[Web page and app entries]
[Start of section]

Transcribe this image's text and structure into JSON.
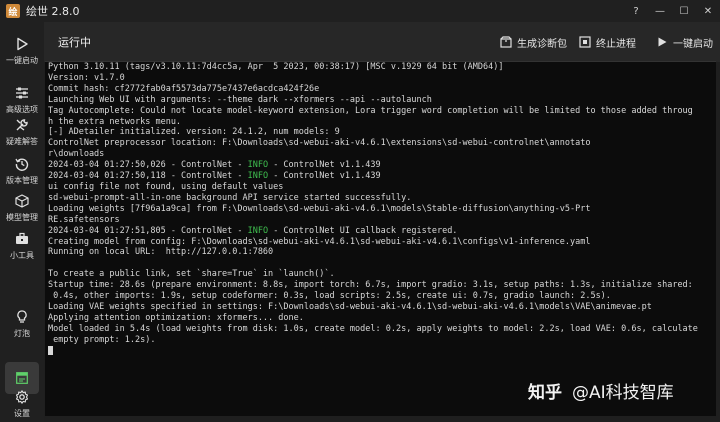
{
  "window": {
    "title": "绘世 2.8.0",
    "logo_text": "绘",
    "controls": {
      "help": "?",
      "minimize": "—",
      "maximize": "☐",
      "close": "✕"
    }
  },
  "sidebar": {
    "items": [
      {
        "label": "一键启动",
        "icon": "play-icon"
      },
      {
        "label": "高级选项",
        "icon": "sliders-icon"
      },
      {
        "label": "疑难解答",
        "icon": "tools-icon"
      },
      {
        "label": "版本管理",
        "icon": "history-icon"
      },
      {
        "label": "模型管理",
        "icon": "cube-icon"
      },
      {
        "label": "小工具",
        "icon": "toolbox-icon"
      },
      {
        "label": "灯泡",
        "icon": "lightbulb-icon"
      },
      {
        "label": "",
        "icon": "console-icon",
        "active": true
      },
      {
        "label": "设置",
        "icon": "gear-icon"
      }
    ]
  },
  "header": {
    "title": "运行中",
    "buttons": [
      {
        "label": "生成诊断包",
        "icon": "package-icon"
      },
      {
        "label": "终止进程",
        "icon": "stop-icon"
      },
      {
        "label": "一键启动",
        "icon": "play-icon"
      }
    ]
  },
  "console": {
    "lines": [
      "Python 3.10.11 (tags/v3.10.11:7d4cc5a, Apr  5 2023, 00:38:17) [MSC v.1929 64 bit (AMD64)]",
      "Version: v1.7.0",
      "Commit hash: cf2772fab0af5573da775e7437e6acdca424f26e",
      "Launching Web UI with arguments: --theme dark --xformers --api --autolaunch",
      "Tag Autocomplete: Could not locate model-keyword extension, Lora trigger word completion will be limited to those added throug",
      "h the extra networks menu.",
      "[-] ADetailer initialized. version: 24.1.2, num models: 9",
      "ControlNet preprocessor location: F:\\Downloads\\sd-webui-aki-v4.6.1\\extensions\\sd-webui-controlnet\\annotato",
      "r\\downloads",
      "2024-03-04 01:27:50,026 - ControlNet - |INFO| - ControlNet v1.1.439",
      "2024-03-04 01:27:50,118 - ControlNet - |INFO| - ControlNet v1.1.439",
      "ui config file not found, using default values",
      "sd-webui-prompt-all-in-one background API service started successfully.",
      "Loading weights [7f96a1a9ca] from F:\\Downloads\\sd-webui-aki-v4.6.1\\models\\Stable-diffusion\\anything-v5-Prt",
      "RE.safetensors",
      "2024-03-04 01:27:51,805 - ControlNet - |INFO| - ControlNet UI callback registered.",
      "Creating model from config: F:\\Downloads\\sd-webui-aki-v4.6.1\\sd-webui-aki-v4.6.1\\configs\\v1-inference.yaml",
      "Running on local URL:  http://127.0.0.1:7860",
      "",
      "To create a public link, set `share=True` in `launch()`.",
      "Startup time: 28.6s (prepare environment: 8.8s, import torch: 6.7s, import gradio: 3.1s, setup paths: 1.3s, initialize shared:",
      " 0.4s, other imports: 1.9s, setup codeformer: 0.3s, load scripts: 2.5s, create ui: 0.7s, gradio launch: 2.5s).",
      "Loading VAE weights specified in settings: F:\\Downloads\\sd-webui-aki-v4.6.1\\sd-webui-aki-v4.6.1\\models\\VAE\\animevae.pt",
      "Applying attention optimization: xformers... done.",
      "Model loaded in 5.4s (load weights from disk: 1.0s, create model: 0.2s, apply weights to model: 2.2s, load VAE: 0.6s, calculate",
      " empty prompt: 1.2s)."
    ]
  },
  "watermark": {
    "logo": "知乎",
    "text": "@AI科技智库"
  },
  "colors": {
    "info": "#3fbf4f",
    "background": "#0c0c0c",
    "sidebar": "#202020"
  }
}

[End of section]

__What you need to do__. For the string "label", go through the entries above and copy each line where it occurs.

__Output of the exercise__.
        "label": "一键启动",
        "label": "高级选项",
        "label": "疑难解答",
        "label": "版本管理",
        "label": "模型管理",
        "label": "小工具",
        "label": "灯泡",
        "label": "",
        "label": "设置",
        "label": "生成诊断包",
        "label": "终止进程",
        "label": "一键启动",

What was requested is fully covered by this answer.